  8. 8. Youth with disability and transitions to job markets <ul><li>Economic independence acknowledged as a basic entitlement for persons with disabilities </li></ul><ul><li>NSPD (2008) – 22% of YWD worked for pay. - Survey did not reveal what sectors they worked in, and desegregation in terms of disability categories </li></ul><ul><li>Issues: </li></ul><ul><ul><li>Limitations in choice of trades </li></ul></ul><ul><ul><li>Non-preparation to employment by training preparations </li></ul></ul><ul><ul><li>Perceptions of PWD as unable to work </li></ul></ul><ul><li>PWDA - private employer who engages a person with disabilities with required skills or qualifications will be entitled to apply for a deduction from his taxable income equivalent to 25 per cent of the total amount paid as salary and wages to such an employee </li></ul><ul><li>… employer who improves or modifies physical facilities for the benefit of employees with disabilities will be entitled to an additional deduction from his net taxable income. </li></ul>
  9. 9. Youth with disabilities and social transitions <ul><li>Right of YWD to enjoy adult responsibilities promised in many policies </li></ul><ul><li>Reality looks different: </li></ul><ul><li>“ Men may not consider marrying a lady who is blind as beneficial as they cannot do house hold work like washing clothes or cooking. The very few blind ladies who are married are married to fellow blind men, while most men who are blind are married to ladies who are not blind” </li></ul><ul><li>Through numerous stereotypes, YWD denied opportunity to social participation </li></ul>
  10. 10. Falling through the cracks? <ul><li>Despite growing numbers and striking needs, adolescents with disability have historically fallen through the cracks (Groce 2004) </li></ul><ul><li>policy crack - youth are an amorphous demographic category in policy </li></ul><ul><li>education system crack - certain hidden discrimination evident in the Kenyan education system </li></ul><ul><li>employability crack - evident that youth with disabilities lack the competitive edge to access job markets. </li></ul><ul><li>gender crack - general talk is held about youth and youth with disabilities, with little differentiation between girls and boys, women and men. Girls and women mostly on the losing end </li></ul>

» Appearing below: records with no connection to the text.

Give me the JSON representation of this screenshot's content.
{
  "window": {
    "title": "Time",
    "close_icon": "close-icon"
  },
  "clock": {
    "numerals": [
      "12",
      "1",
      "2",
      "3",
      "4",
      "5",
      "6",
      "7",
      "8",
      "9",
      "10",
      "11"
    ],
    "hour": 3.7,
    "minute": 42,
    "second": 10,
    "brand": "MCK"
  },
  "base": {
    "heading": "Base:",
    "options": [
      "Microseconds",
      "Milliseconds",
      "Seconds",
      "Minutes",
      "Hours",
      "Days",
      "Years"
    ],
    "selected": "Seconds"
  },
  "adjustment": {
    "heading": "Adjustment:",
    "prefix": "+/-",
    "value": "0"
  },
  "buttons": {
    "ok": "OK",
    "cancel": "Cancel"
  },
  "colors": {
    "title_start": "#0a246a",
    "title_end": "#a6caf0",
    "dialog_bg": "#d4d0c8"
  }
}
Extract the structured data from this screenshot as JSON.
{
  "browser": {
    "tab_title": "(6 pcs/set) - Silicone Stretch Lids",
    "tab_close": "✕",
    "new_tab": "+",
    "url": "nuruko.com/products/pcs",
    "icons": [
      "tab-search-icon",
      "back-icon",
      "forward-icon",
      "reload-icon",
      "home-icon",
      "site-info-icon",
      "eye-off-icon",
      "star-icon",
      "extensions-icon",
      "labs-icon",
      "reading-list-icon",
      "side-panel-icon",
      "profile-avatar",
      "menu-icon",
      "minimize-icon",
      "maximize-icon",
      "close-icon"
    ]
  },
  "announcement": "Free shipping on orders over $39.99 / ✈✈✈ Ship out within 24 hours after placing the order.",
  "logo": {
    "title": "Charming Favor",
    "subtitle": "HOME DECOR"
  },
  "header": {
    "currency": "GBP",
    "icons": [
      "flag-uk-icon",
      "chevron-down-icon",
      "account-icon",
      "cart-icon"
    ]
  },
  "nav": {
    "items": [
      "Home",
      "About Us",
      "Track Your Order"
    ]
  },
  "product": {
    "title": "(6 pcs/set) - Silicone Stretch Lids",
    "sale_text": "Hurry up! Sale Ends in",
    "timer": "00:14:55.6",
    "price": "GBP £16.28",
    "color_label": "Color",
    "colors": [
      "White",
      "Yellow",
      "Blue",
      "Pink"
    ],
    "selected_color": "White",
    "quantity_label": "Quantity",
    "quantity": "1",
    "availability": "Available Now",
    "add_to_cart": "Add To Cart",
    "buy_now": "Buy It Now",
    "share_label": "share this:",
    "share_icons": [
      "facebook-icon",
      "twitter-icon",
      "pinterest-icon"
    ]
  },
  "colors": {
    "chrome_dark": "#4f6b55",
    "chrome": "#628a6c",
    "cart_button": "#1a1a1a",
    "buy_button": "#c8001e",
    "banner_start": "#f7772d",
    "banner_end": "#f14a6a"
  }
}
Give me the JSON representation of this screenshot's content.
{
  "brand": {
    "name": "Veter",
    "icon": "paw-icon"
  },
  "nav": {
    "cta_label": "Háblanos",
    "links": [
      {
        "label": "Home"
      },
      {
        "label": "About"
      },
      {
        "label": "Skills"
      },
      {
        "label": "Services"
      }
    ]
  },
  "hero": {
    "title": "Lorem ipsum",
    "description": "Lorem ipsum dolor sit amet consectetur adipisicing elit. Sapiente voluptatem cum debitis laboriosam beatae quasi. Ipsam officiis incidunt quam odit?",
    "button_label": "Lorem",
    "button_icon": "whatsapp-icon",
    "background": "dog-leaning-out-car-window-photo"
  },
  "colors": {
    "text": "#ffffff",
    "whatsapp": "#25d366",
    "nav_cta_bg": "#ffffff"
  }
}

  11. 11. Critical Considerations <ul><li>Policy focus – need for differentiation, policy talks generally about youth, while PWDA has no implementation schedule </li></ul><ul><li>Strengthening affirmative action – university entry, job markets (especially public sector) e.g. by awarding YWD C+ JAB entry, the 0.7% transition at Thika could have improved to 28% </li></ul><ul><li>Curricular adaptations – even the affirmative action may not benefit some categories, like the blind and the deaf. Need to adapt curricula and assessment </li></ul><ul><li>Focus on the especially neglected categories – LD, GT, EBD, CD, Autism </li></ul><ul><li>Knowledge economies – insisting on dissemination and publishing of findings, sharing forums etc. A lot of research is going on, yet no one knows what’s happening. </li></ul><ul><li>Question: </li></ul><ul><li>How can we promote academic dialogue in special education in Kenya? </li></ul><ul><li>How can the policy makers and practictioners benefit more from our findings? </li></ul>
  12. 12. Asante